Oddly, I get this more as a question than a piece of advice. I’m always asked, “How many times a week should we post?” That all depends on what information you’re disseminating and what your audience demands. You could get by just posting one article a month as the new online magazine MATTER does. They’re building a very strong brand on just that kind of content development. Yes, more is always better, but not at the sacrifice of quality. So if you can make something twice as good by posting half as much, then focus on making it better.
Get an intern to do it
This falls under the same category of “What’s the cheapest we can pay for this content?” There are many media sites that have figured out how to run a business on producing the cheapest content possible. Publish a ton of content that drives traffic and place advertising around it. It’s simply an arbitrage type system. If a page costs me $X and I will make an average of $X +$1 through advertising then it’s worth it to me to produce as much content at $X as possible.
If that’s not your business model, which is most of us who are not trying to make money from a media site, then avoid the low cost content technique. If you’ve spent a fortune building your company brand, cheap content will quickly reverse that trend and you’ll be spending so much more money trying to build back a brand you’ve tarnished with low rent content.
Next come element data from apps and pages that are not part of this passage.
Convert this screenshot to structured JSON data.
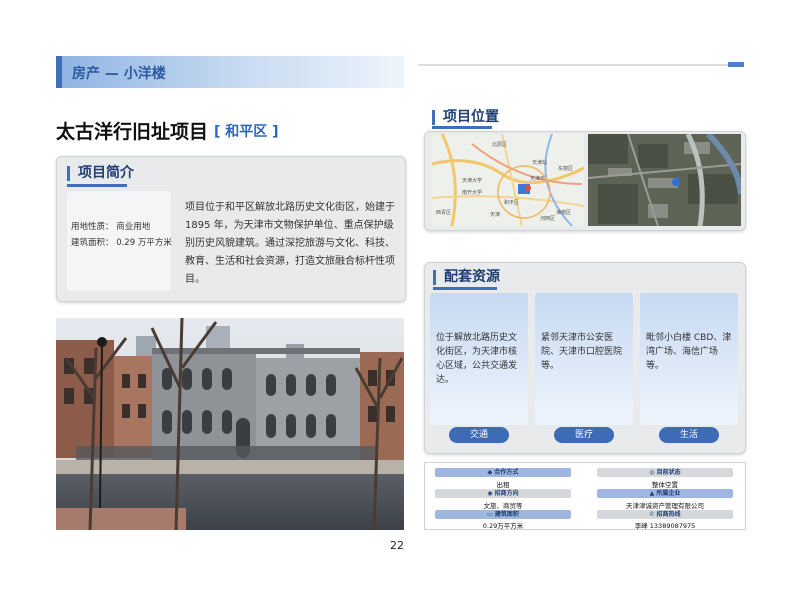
{
  "header": {
    "section": "房产 — 小洋楼"
  },
  "project": {
    "name": "太古洋行旧址项目",
    "district": "[ 和平区 ]"
  },
  "intro": {
    "title": "项目简介",
    "land_use": "用地性质：  商业用地",
    "area": "建筑面积：  0.29 万平方米",
    "description": "项目位于和平区解放北路历史文化街区，始建于 1895 年，为天津市文物保护单位、重点保护级别历史风貌建筑。通过深挖旅游与文化、科技、教育、生活和社会资源，打造文旅融合标杆性项目。"
  },
  "location": {
    "title": "项目位置",
    "map_labels": [
      "北辰区",
      "东丽区",
      "天津站",
      "天津市",
      "和平区",
      "天津",
      "河西区",
      "西青区",
      "津南区",
      "天津大学",
      "南开大学"
    ]
  },
  "resources": {
    "title": "配套资源",
    "items": [
      {
        "text": "位于解放北路历史文化街区，为天津市核心区域，公共交通发达。",
        "tag": "交通"
      },
      {
        "text": "紧邻天津市公安医院、天津市口腔医院等。",
        "tag": "医疗"
      },
      {
        "text": "毗邻小白楼 CBD、津湾广场、海信广场等。",
        "tag": "生活"
      }
    ]
  },
  "info": {
    "cooperation_label": "合作方式",
    "cooperation_value": "出租",
    "status_label": "目前状态",
    "status_value": "整体空置",
    "direction_label": "招商方向",
    "direction_value": "文旅、商贸等",
    "owner_label": "所属企业",
    "owner_value": "天津津诚资产管理有限公司",
    "area_label": "建筑面积",
    "area_value": "0.29万平方米",
    "hotline_label": "招商热线",
    "hotline_value": "李峰 13389087975"
  },
  "page_number": "22",
  "colors": {
    "accent": "#3f6fb8",
    "pill": "#3d6bb5",
    "card": "#e9eaec"
  }
}
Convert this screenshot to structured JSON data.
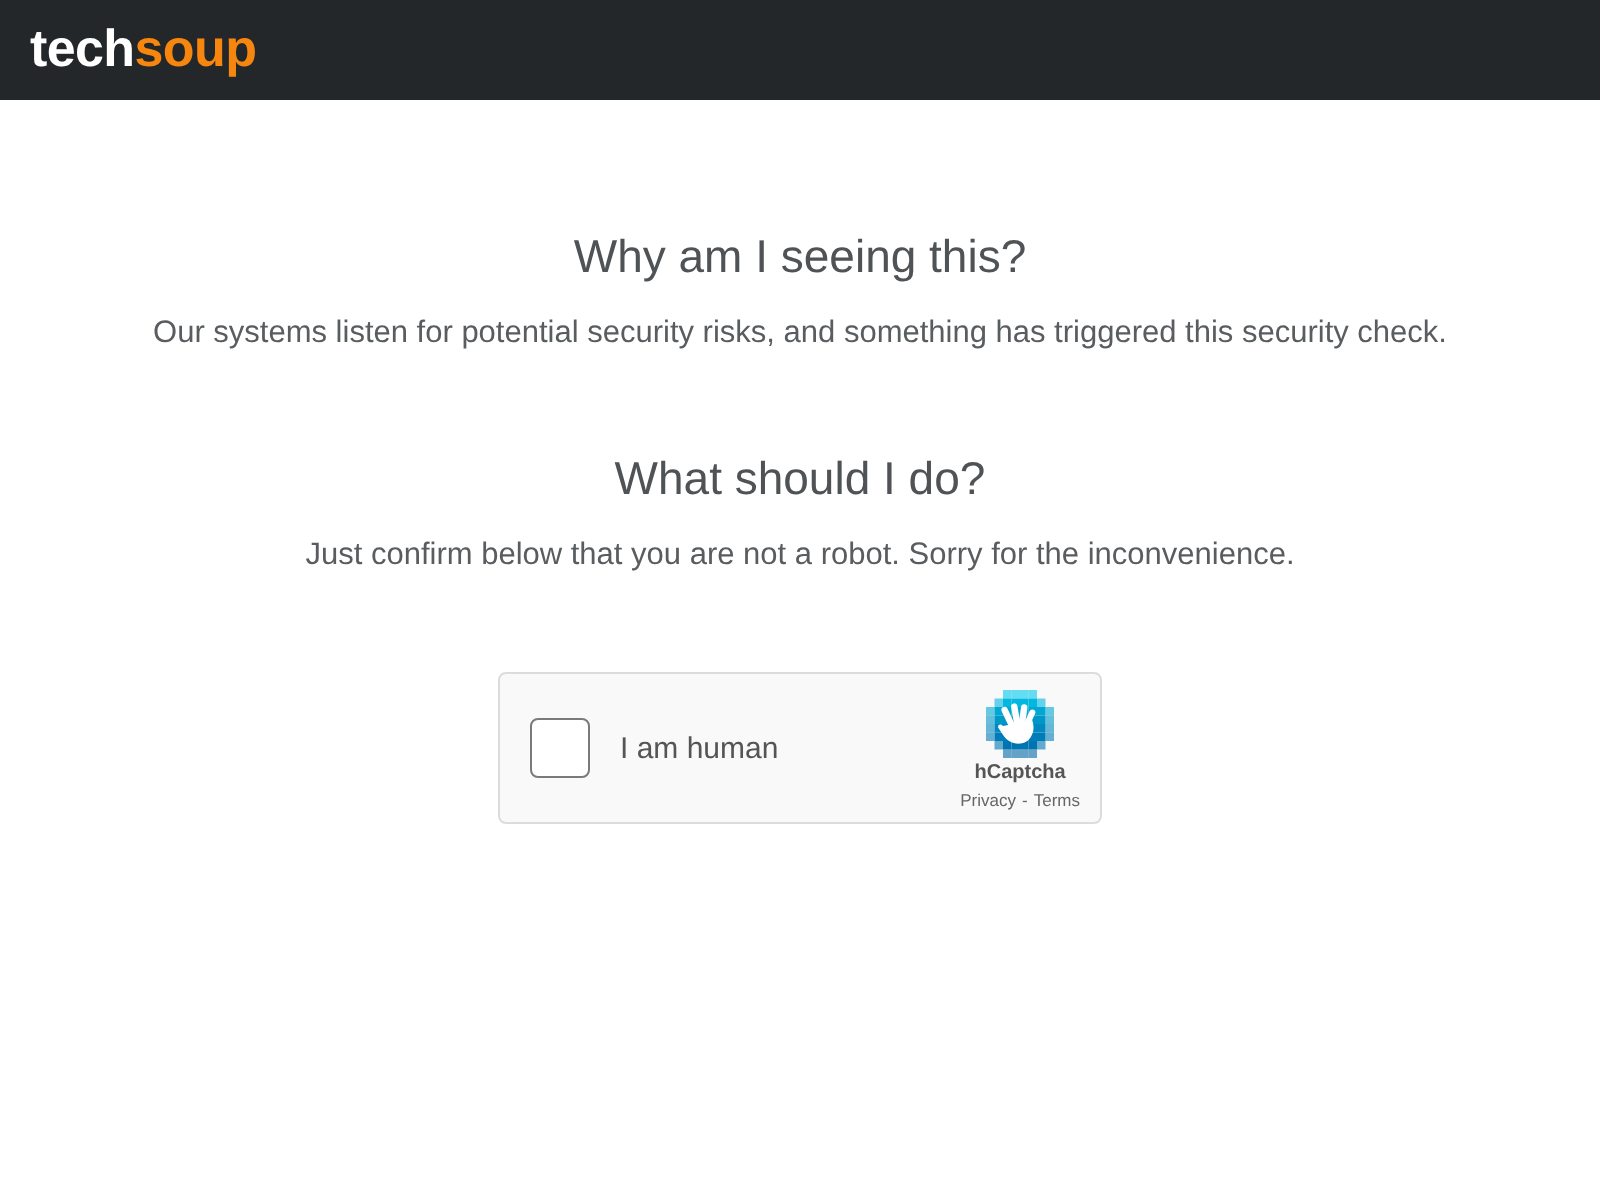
{
  "header": {
    "logo": {
      "part_1": "tech",
      "part_2": "soup"
    }
  },
  "sections": [
    {
      "heading": "Why am I seeing this?",
      "text": "Our systems listen for potential security risks, and something has triggered this security check."
    },
    {
      "heading": "What should I do?",
      "text": "Just confirm below that you are not a robot. Sorry for the inconvenience."
    }
  ],
  "captcha": {
    "checked": false,
    "label": "I am human",
    "brand": "hCaptcha",
    "links": [
      "Privacy",
      "Terms"
    ],
    "separator": "-"
  }
}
Make sure it’s perfect before you put it out there
In certain situations this may be true, but so much online content thrives on imperfections. It’s the way content evolves and people get to touch it and engage with it. This is not the same as producing cheap content.
Extremely popular blogger Chris Brogan has a litany of posts that get hundreds of comments while some of his posts only get a few comments. In an interview I did with Brogan in my “Be the Voice” series, I asked him why there was such a great dichotomy.
“I usually write my blog posts so that they’re not entirely finished. I leave a lot of open space for you to add your opinion. And the reason I do that is because I want you to feel like there’s some contribution and some give or take to the experience. I’m not writing thesis and essay and editorials. I’m writing things where I have something in my mind and I want to share it and get your ideas too,” said Brogan. He does it because people love to give their opinion.
If you want some engagement with your content, it might be a good idea to not make it perfect. Also, you may have limited information and won’t have the time to make it perfect. In some situations it might be best to just put what you know out there and create the piece as a living story that you’ll update over time. But this is always dependent on what’s most appropriate for your brand. If you’re a medical outfit and you put information out there that hasn’t been thoroughly vetted then that could not only damage your brand but also bring about a lawsuit.
“Create great content” or “It’s about quality, not quantity”
This moronic simplistic advice is not advice. It’s like telling someone at Goldman Sachs to “buy low and sell high.” Sadly, experts I truly respect in social media have uttered this completely useless tome. It’s a declarative statement that is the definition of obvious. There is no advice here yet we’ve heard both of these recommendations parroted many times with absolutely no direction afterwards.
The secret to creating great content is:
Hire really good and experienced writers, producers, and photographers, who will probably be expensive, to produce the content for you.
Yeah, I know you wish it was something else.
Ultimately, what is arguably most annoying about the advice is in takes into very little account the goals and audience of the company creating the content. Before anyone gives you content advice about your business, make sure they know your business and your audience.
Lastly, if it sounds like bad advice and something that would make you feel really dirty, it probably is.
This article by David Spark of Spark Media Solutions originally appeared Spark Minute, a Burn Media publishing partner. Image: McBeth via Flickr.